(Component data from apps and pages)
========
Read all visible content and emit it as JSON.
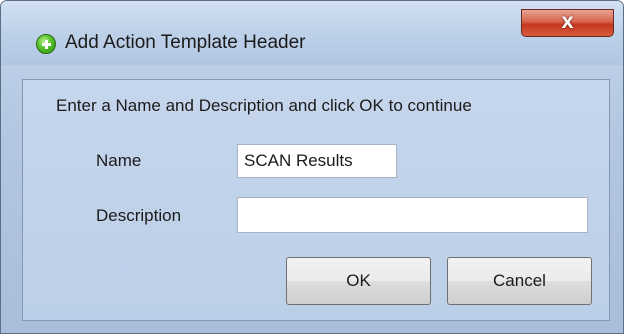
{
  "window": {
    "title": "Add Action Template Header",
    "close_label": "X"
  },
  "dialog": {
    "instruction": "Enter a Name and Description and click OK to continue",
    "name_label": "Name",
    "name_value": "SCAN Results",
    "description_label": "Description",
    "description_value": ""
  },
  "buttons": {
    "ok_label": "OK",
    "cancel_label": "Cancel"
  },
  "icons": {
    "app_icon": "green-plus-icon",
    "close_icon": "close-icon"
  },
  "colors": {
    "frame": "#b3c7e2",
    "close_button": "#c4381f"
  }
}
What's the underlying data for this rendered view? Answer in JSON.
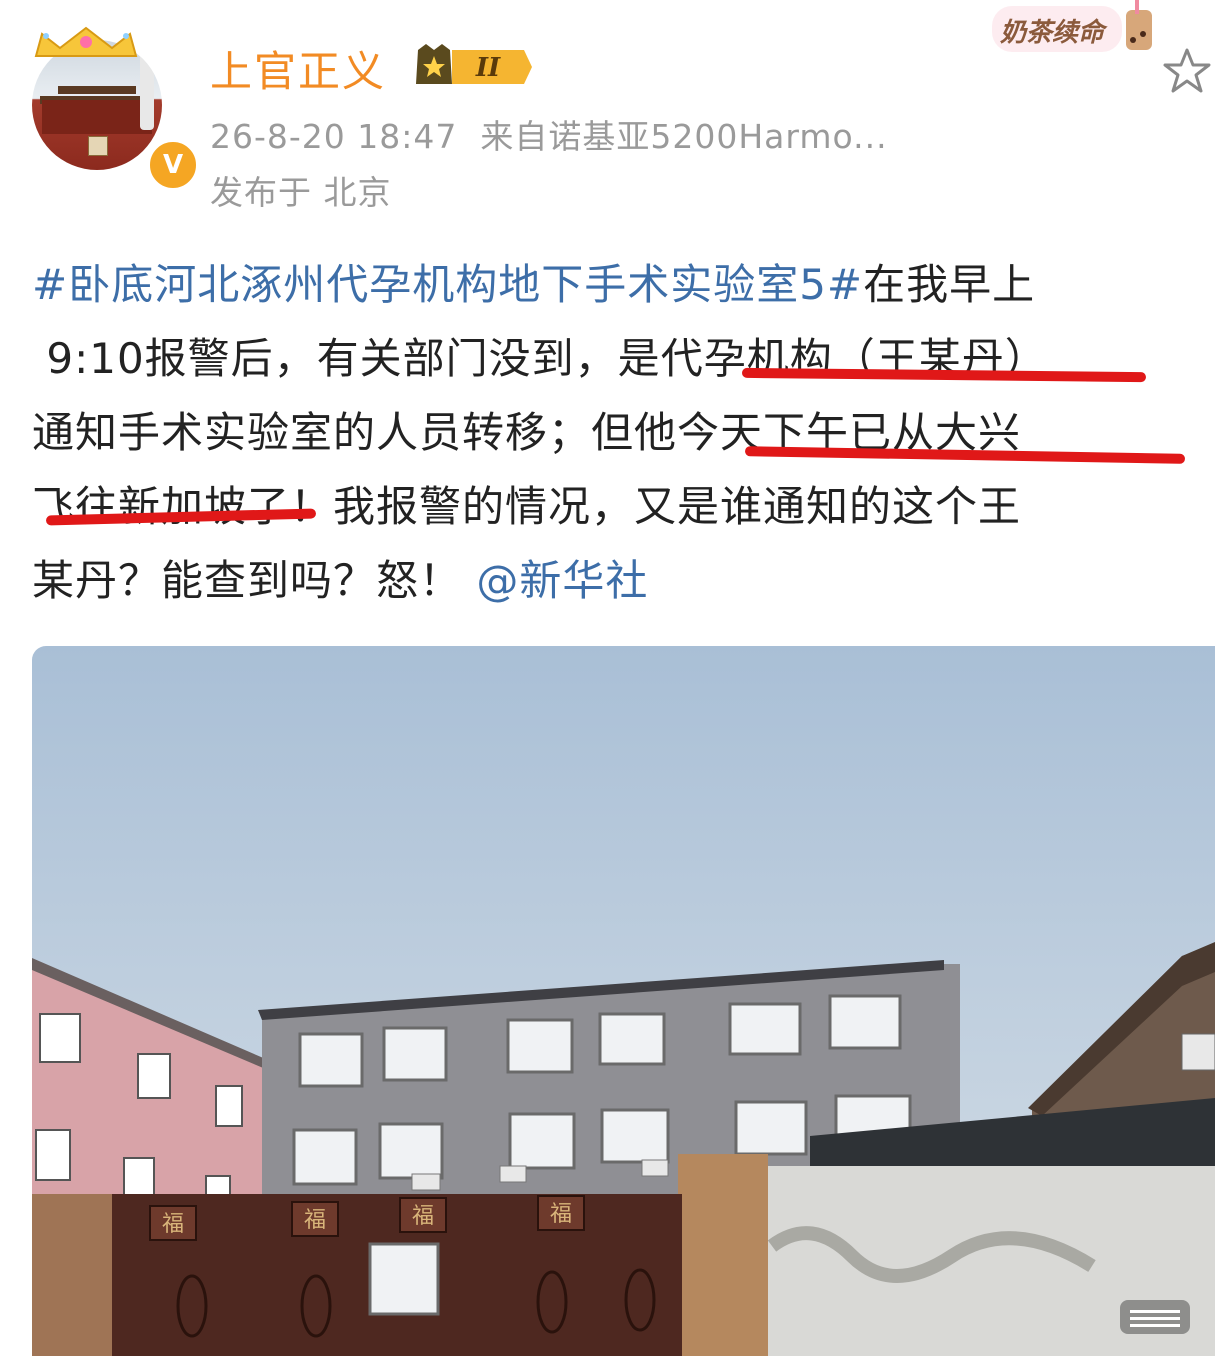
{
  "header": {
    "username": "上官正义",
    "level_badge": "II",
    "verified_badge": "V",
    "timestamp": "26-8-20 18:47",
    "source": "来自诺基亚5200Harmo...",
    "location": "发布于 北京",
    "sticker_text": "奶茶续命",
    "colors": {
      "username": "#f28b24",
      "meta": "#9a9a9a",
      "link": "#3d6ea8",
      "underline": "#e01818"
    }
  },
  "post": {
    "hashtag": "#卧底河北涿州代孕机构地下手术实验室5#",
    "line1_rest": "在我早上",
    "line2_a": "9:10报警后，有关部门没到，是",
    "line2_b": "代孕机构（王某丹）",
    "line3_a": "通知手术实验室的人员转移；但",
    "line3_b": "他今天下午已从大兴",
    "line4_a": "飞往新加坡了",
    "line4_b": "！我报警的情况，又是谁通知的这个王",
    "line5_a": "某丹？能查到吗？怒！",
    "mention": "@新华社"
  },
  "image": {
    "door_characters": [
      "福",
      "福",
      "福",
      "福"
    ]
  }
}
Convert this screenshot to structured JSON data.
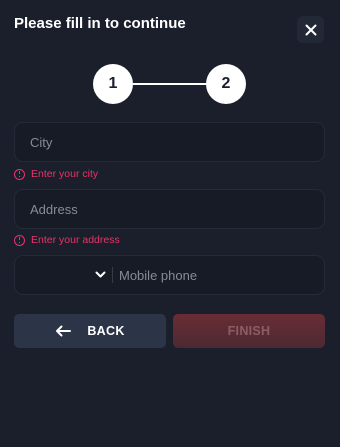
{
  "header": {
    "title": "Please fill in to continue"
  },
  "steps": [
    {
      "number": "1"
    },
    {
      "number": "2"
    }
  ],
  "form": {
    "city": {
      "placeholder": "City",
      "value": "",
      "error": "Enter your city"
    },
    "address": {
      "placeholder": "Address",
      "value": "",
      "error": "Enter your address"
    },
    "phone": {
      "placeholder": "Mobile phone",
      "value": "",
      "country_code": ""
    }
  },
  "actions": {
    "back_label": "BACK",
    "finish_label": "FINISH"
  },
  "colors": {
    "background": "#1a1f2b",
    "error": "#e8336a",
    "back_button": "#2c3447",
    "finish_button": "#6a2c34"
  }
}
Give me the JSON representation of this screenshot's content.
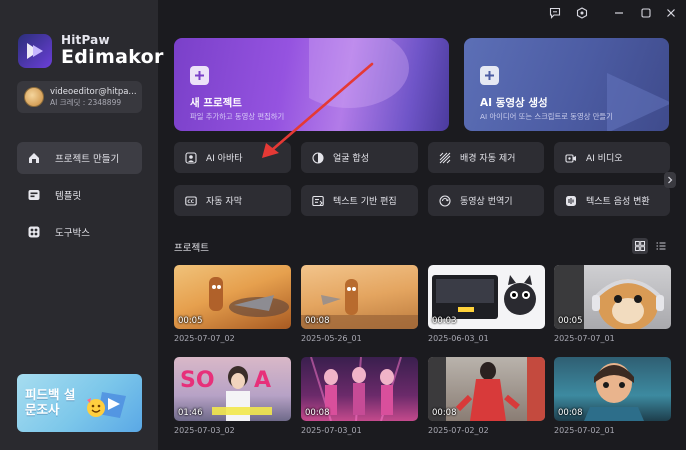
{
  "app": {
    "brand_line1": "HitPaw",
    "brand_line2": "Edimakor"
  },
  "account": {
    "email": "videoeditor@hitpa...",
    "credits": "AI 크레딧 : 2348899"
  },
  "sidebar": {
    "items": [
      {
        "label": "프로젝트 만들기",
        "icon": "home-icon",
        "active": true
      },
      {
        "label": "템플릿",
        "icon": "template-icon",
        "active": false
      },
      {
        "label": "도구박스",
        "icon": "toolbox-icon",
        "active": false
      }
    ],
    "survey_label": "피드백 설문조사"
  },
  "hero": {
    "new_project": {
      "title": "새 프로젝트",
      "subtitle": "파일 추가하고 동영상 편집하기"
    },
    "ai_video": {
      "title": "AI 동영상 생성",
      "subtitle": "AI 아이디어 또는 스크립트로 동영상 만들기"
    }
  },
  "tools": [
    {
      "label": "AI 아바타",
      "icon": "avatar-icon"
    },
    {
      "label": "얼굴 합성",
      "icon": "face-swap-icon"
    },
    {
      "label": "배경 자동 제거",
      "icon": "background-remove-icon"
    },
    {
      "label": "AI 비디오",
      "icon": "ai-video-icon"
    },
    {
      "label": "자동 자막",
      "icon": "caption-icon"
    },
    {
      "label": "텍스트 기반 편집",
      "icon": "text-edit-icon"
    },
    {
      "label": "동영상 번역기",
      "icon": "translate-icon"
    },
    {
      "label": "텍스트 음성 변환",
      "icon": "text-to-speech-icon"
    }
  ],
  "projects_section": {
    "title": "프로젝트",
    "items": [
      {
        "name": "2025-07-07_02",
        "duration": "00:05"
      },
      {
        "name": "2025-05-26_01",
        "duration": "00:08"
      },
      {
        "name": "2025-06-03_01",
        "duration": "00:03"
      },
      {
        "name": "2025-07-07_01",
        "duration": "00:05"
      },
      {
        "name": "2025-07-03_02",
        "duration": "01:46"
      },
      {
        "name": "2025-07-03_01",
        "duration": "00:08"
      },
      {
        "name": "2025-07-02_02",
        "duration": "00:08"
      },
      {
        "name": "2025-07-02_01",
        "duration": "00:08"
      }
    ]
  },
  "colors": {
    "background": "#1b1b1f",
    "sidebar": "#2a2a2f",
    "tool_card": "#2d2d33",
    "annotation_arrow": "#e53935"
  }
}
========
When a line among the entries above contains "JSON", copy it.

• Exercise solution:
Read all visible content and emit it as JSON.
What's the underlying data for this rendered view? Answer in JSON.
Convert this screenshot to structured JSON data.
Give me the JSON representation of this screenshot's content.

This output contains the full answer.